Some years ago D and I attended a dinner at St John’s College Cambridge, for those of us who matriculated there in 1965. After the meal, we found ourselves chatting with a fellow of the college I had not met before. I confessed to him that I felt guilty being there on such an occasion, surrounded as we were by so many others who had done so well, as my university career had been anything but distinguished. I felt a fraud. He demurred. The precise class of my degree did not matter at all, he said, since I was a member of St John’s and always would be; that was all that needed to be said.
I was astounded by this, and very moved. I have never forgotten it. But still, in a deep part of me, I felt that I had done the college wrong. Elected as an Open Scholar, I had frittered away my privileged position, in drink and others forms of fun, and ignored major opportunities which, had I recognised them at the time and taken them, would have given me an assured future; in several respects better, I sometimes thought, than the life I had actually had since graduation.
Only recently have two reformed ideas about this occurred to me. The first is obvious: it doesn’t matter. I have had five careers since leaving St John’s, and found something to enjoy in every one of them. Getting a poor degree did not prevent me from being selected for a galaxy of rewarding experiences all over the world.
The second realisation leads on from this: I had a great time at the college, albeit most of it outside the lecture hall, and learned much of the non-academic kind – friendship and love, music, conversation, intellectual challenge, worship even – and for that I will always be grateful. It made me, though I did not know that at the time.

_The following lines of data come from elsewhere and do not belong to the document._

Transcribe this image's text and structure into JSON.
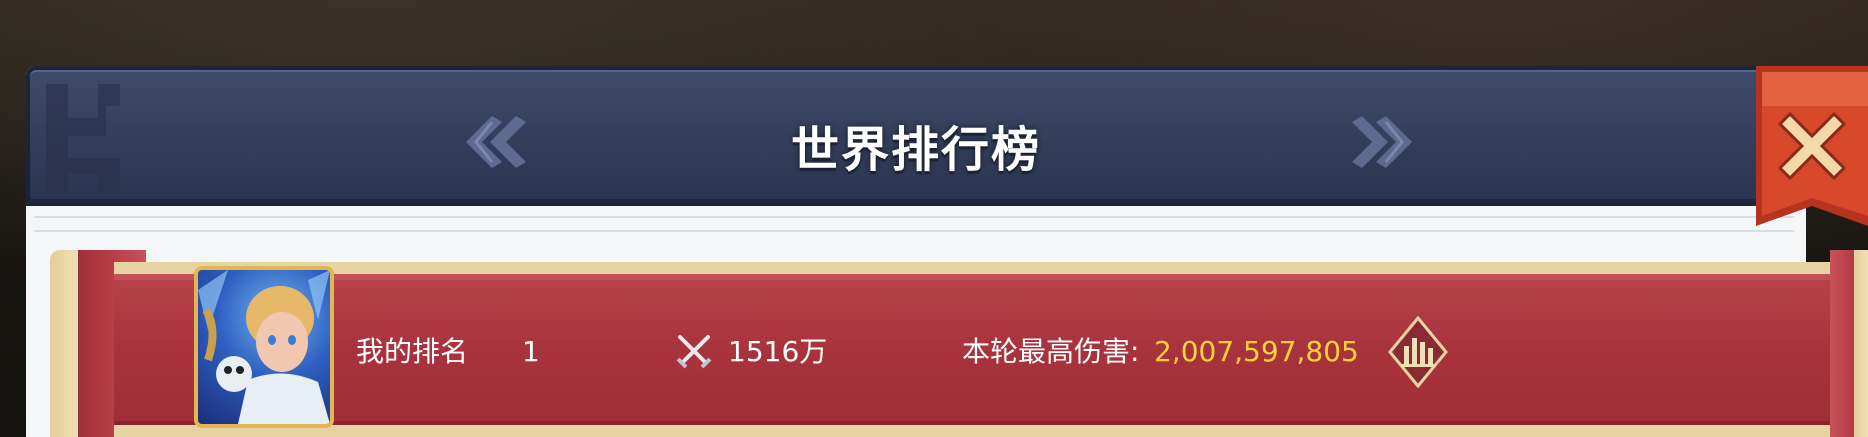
{
  "header": {
    "title": "世界排行榜",
    "prev_icon": "double-chevron-left-icon",
    "next_icon": "double-chevron-right-icon"
  },
  "close_button": {
    "icon": "close-icon",
    "color": "#d8492c"
  },
  "my_rank_row": {
    "rank_label": "我的排名",
    "rank_value": "1",
    "power_icon": "crossed-swords-icon",
    "power_value": "1516万",
    "damage_label": "本轮最高伤害:",
    "damage_value": "2,007,597,805",
    "damage_value_color": "#ffd23a",
    "stats_icon": "bar-chart-icon",
    "ribbon_color": "#a9333d"
  }
}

Ah, time. The Cambridge I knew in the late Sixties doesn’t exist any more, but it lives on in my gratitude. I left it as soon as I could, in a self-propelled exit from Eden. So I did pay back to St John’s, but not in the way I thought. I started to become an adult while I was there, but only recently come to see this, and forgive myself. I was young. Cannot any of us forgive ourselves for being young? What more can be said? “The child is father of the man”, as Wordsworth put it, and he should know. He was a Johnian too.